● **Exercise aim**
Look through the data below and return each line where "White" appears.

Stored data
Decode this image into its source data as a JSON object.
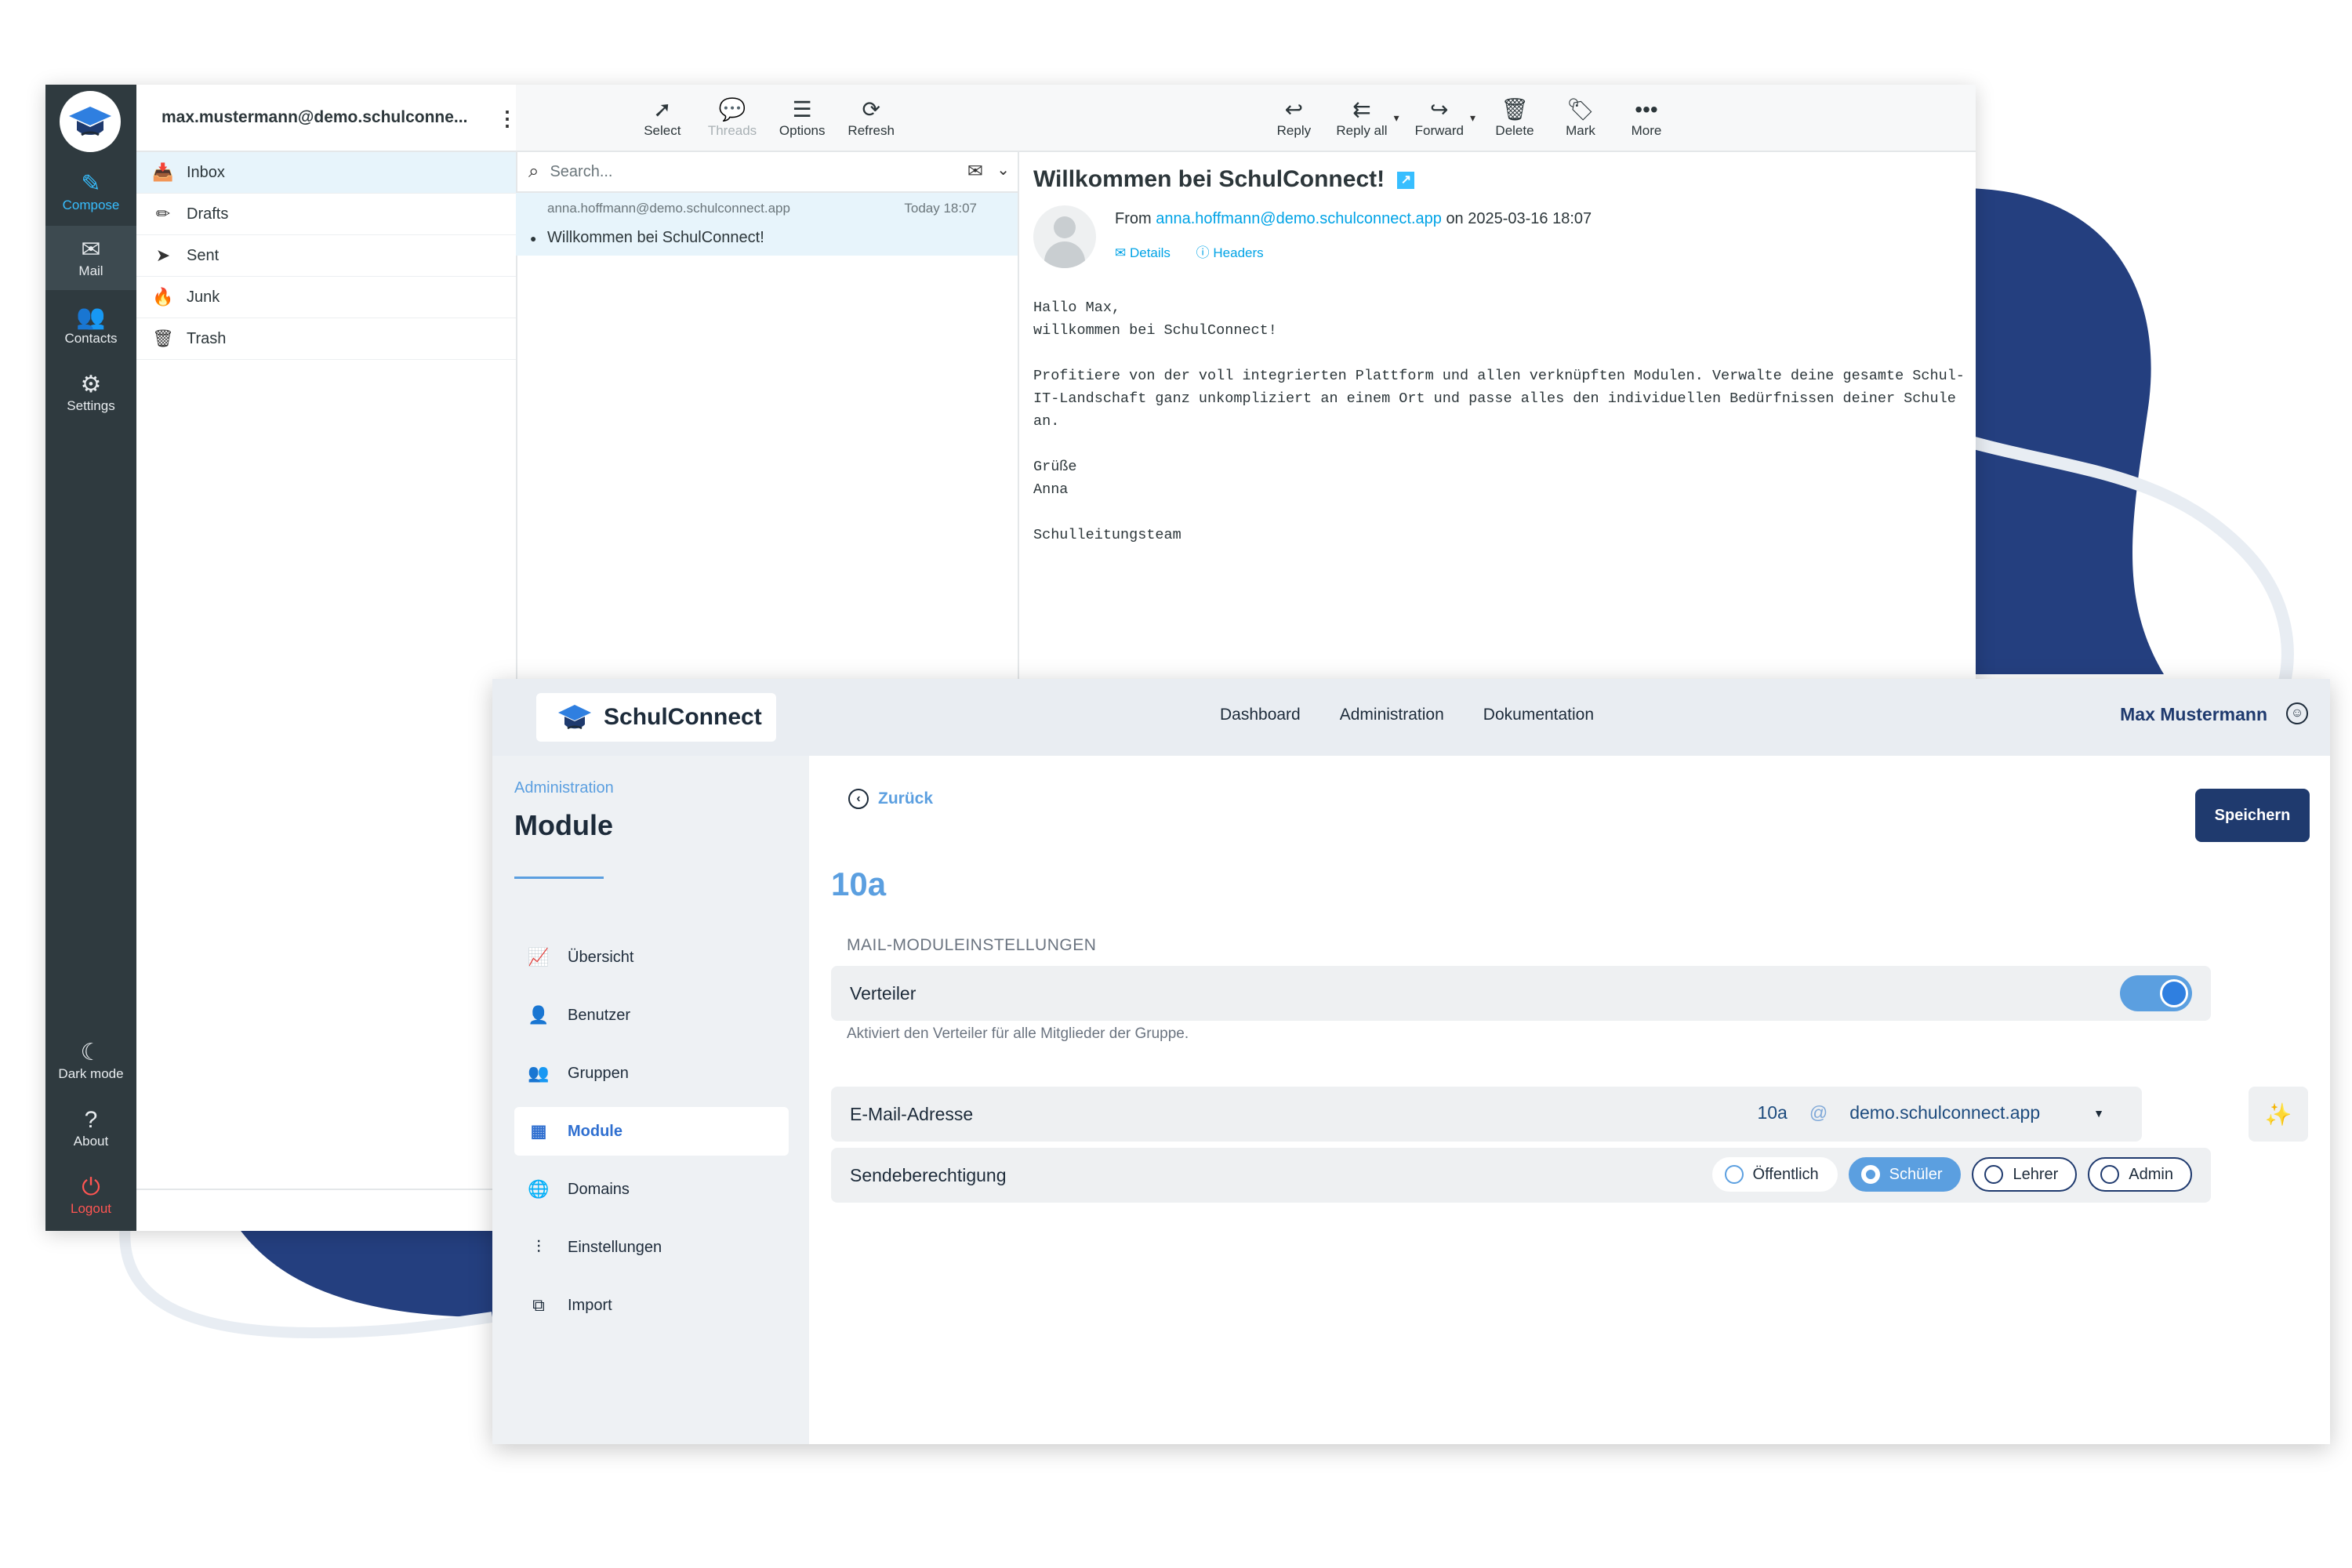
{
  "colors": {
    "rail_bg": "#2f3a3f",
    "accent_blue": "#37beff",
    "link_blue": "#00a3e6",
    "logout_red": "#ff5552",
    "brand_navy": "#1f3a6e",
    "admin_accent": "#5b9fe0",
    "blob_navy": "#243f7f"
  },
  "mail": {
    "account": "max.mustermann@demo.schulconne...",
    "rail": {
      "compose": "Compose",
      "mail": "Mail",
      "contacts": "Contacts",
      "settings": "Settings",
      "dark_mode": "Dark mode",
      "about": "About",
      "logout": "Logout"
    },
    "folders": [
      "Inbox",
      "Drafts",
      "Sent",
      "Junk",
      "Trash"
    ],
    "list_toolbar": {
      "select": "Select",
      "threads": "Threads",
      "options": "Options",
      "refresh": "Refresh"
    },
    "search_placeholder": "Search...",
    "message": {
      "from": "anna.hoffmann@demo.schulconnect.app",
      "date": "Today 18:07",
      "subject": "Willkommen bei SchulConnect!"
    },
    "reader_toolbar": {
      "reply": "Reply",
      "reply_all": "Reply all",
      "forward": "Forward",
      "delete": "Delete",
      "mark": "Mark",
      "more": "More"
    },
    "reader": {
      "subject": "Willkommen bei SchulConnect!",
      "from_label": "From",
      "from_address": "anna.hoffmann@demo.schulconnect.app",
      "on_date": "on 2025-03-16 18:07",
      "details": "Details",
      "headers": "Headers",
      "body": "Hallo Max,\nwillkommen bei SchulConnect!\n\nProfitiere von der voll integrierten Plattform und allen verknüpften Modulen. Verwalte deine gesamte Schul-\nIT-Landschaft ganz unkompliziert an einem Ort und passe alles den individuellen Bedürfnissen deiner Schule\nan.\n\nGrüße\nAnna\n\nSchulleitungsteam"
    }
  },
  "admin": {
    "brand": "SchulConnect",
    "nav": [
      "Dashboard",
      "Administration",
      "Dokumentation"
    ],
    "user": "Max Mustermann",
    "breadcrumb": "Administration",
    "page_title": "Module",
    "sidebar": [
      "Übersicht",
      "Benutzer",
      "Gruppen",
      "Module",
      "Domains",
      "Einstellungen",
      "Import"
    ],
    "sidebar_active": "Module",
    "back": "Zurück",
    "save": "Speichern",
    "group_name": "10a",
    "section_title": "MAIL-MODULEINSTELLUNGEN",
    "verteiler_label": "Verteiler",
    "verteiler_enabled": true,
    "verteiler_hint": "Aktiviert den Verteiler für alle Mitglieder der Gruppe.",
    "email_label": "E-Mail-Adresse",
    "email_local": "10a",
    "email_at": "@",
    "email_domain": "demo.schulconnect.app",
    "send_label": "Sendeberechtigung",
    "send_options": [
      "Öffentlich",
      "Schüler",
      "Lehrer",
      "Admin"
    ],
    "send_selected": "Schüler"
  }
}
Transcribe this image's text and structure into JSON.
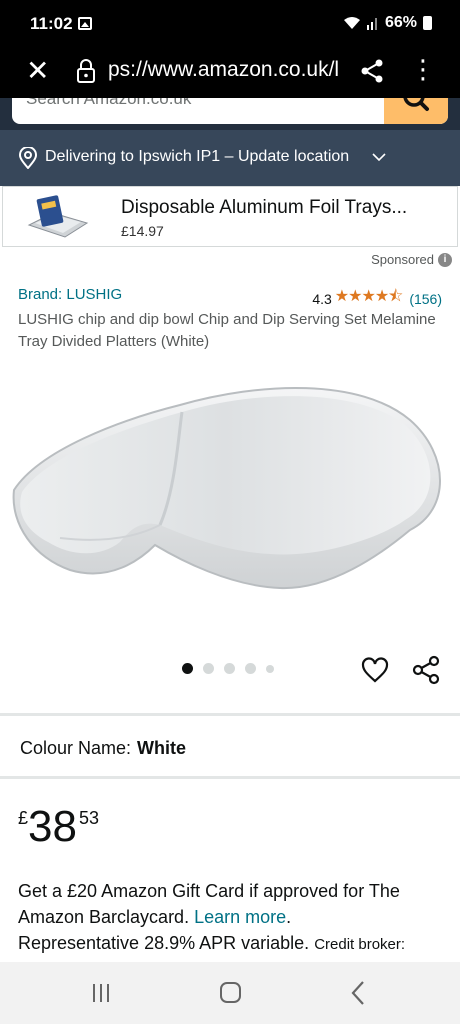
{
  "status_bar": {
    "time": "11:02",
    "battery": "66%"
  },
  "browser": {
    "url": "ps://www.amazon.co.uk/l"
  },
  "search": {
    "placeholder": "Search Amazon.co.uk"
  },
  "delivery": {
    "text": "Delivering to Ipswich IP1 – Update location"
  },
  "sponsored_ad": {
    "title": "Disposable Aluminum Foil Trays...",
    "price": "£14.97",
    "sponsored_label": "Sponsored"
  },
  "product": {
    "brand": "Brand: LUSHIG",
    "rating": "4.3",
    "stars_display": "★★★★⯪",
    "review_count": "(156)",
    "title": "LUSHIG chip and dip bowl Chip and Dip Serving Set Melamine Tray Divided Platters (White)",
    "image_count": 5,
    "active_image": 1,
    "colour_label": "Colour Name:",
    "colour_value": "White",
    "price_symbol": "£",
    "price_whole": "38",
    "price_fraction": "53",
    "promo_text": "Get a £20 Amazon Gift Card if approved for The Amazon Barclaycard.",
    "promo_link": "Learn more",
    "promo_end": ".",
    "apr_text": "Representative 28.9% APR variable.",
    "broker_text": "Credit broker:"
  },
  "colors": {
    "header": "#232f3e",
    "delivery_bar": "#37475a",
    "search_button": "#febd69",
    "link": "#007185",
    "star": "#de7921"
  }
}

● **The answer**
    "title": "LUSHIG chip and dip bowl Chip and Dip Serving Set Melamine Tray Divided Platters (White)",
    "colour_value": "White",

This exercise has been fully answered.